About this exercise = Identify each line in the records below that contains the word "Done", and copy it.

Material for the task =
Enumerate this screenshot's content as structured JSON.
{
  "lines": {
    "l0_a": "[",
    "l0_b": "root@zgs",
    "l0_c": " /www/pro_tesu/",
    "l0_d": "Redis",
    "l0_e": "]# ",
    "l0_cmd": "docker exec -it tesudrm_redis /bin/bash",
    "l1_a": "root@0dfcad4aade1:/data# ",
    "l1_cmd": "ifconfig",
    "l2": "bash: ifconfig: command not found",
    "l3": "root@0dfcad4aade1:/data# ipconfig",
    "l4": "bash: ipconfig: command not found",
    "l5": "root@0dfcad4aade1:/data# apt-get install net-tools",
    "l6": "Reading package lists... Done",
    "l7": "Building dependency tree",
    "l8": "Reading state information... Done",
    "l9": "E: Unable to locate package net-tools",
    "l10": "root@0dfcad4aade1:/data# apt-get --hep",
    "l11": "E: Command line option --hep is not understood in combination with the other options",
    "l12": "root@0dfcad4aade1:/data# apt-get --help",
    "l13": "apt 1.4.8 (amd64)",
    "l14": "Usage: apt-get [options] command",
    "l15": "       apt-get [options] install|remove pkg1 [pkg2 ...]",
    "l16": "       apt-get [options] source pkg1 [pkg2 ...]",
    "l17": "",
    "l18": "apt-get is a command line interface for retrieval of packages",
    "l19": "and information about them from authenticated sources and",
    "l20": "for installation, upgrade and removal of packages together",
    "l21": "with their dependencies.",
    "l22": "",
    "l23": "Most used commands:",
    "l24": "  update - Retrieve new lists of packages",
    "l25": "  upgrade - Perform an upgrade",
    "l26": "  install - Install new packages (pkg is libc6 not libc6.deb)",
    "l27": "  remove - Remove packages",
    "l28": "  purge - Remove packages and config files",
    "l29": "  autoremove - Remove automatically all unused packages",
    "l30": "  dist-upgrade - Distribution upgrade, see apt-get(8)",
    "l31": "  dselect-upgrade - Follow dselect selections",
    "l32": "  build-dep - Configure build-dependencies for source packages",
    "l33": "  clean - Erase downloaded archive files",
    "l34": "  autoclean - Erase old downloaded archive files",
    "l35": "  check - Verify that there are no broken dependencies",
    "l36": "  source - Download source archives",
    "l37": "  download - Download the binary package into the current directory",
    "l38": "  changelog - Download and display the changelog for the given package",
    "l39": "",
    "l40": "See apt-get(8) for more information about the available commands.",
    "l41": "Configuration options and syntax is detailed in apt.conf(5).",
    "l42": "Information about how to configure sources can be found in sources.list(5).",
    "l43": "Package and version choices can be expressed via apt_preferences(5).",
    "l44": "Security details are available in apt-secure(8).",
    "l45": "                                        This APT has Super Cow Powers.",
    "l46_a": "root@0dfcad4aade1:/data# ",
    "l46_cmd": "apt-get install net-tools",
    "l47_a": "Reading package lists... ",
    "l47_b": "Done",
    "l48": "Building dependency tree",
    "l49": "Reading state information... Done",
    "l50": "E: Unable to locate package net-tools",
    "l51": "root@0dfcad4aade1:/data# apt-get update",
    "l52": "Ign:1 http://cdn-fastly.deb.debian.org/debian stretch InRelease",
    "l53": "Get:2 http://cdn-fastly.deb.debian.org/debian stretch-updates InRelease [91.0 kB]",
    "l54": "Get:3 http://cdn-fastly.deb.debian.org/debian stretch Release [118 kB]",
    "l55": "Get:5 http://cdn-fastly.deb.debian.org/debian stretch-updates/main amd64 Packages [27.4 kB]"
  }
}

Result =
    "l6": "Reading package lists... Done",
    "l8": "Reading state information... Done",
    "l47_b": "Done",
    "l49": "Reading state information... Done",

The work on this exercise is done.